WHAT IS REQUIRED
Work out how many lines of the data hold the string "Competenza", and reply with that number alone.

GIVEN DATA
━━━━━━━━━━━━━━━━
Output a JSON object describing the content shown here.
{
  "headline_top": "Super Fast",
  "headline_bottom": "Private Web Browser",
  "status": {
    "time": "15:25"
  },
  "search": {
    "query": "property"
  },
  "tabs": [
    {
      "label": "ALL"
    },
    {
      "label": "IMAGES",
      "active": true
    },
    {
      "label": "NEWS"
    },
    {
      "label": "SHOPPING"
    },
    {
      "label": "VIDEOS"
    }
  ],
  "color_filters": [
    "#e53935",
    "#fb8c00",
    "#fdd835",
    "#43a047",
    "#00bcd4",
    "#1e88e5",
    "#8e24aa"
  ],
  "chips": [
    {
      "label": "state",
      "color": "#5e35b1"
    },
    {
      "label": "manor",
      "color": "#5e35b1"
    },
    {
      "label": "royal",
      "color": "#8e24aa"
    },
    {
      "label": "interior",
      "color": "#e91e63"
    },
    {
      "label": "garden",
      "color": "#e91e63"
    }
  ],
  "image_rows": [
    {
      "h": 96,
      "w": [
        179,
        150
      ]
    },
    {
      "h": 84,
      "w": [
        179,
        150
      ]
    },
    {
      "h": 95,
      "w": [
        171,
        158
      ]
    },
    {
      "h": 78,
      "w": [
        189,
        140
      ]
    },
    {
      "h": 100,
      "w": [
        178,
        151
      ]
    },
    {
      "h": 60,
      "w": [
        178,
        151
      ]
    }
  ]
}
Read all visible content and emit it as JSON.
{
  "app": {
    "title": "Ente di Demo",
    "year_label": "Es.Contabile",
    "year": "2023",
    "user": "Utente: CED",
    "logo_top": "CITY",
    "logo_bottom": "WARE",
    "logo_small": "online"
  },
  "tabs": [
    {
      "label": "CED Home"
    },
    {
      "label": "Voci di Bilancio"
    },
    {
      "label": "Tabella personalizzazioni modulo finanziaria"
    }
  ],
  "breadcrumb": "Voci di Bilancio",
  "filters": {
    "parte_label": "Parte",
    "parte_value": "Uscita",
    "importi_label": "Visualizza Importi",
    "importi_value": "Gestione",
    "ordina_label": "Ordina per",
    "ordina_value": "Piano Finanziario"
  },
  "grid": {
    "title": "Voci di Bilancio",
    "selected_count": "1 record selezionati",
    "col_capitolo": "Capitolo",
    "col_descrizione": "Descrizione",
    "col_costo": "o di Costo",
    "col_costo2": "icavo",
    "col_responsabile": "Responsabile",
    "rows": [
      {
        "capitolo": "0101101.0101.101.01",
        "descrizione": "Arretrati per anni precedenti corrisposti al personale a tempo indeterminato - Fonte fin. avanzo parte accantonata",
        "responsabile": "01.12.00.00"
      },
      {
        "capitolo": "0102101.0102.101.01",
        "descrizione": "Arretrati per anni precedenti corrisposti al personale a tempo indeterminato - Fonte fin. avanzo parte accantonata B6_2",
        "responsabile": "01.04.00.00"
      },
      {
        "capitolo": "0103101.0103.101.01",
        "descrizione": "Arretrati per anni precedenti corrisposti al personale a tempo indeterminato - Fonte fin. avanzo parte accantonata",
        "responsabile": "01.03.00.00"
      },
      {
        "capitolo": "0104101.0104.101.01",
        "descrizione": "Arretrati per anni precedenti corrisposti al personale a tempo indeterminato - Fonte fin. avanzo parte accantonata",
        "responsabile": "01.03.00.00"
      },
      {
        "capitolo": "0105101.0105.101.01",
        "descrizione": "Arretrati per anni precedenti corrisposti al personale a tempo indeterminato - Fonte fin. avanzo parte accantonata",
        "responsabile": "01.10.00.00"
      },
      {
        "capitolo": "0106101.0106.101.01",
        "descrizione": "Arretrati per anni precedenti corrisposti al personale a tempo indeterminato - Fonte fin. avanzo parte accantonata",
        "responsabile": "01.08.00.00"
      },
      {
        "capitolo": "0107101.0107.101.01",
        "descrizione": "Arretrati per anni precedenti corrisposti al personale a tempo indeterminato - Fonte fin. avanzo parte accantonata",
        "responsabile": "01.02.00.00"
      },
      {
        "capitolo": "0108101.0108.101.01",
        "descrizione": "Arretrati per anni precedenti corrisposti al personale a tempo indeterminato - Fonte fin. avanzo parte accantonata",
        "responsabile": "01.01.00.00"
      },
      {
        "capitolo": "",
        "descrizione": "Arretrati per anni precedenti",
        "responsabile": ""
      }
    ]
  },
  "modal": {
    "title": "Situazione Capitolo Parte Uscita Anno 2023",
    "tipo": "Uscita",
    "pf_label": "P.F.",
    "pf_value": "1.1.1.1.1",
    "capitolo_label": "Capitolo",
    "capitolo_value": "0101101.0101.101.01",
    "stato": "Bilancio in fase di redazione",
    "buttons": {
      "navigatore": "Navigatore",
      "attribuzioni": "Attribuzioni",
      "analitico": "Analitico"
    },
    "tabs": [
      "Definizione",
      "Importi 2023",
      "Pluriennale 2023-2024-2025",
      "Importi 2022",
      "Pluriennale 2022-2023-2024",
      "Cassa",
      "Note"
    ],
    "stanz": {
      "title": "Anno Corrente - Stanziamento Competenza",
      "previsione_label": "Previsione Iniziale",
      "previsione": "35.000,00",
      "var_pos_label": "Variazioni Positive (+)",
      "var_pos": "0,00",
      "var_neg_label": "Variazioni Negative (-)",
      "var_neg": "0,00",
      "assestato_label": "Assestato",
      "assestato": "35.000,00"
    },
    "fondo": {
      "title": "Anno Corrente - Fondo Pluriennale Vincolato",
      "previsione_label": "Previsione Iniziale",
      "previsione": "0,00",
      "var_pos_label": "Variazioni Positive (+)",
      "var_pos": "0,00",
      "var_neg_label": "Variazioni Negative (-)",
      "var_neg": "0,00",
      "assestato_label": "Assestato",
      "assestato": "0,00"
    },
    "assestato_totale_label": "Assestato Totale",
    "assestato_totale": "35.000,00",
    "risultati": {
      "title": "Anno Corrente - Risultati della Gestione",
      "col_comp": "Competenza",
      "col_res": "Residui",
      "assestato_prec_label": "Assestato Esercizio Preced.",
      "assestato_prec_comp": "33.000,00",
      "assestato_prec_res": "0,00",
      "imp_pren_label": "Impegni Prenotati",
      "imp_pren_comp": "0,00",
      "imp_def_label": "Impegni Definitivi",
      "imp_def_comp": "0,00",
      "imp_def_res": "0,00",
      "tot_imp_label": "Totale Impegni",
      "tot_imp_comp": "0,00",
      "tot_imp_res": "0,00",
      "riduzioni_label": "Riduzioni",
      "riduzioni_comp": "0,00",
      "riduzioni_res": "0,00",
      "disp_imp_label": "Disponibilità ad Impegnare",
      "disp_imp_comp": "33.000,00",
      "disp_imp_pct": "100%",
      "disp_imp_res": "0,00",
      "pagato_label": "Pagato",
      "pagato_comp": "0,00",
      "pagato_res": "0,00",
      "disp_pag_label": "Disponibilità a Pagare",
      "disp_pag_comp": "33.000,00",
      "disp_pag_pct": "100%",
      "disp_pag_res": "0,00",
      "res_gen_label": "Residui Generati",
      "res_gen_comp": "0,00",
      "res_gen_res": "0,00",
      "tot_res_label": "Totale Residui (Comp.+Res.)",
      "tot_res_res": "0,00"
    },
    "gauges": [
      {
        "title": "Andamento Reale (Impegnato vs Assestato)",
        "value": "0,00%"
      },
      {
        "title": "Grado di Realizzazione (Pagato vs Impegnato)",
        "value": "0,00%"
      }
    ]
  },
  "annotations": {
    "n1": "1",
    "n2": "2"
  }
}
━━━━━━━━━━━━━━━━
REPLY
2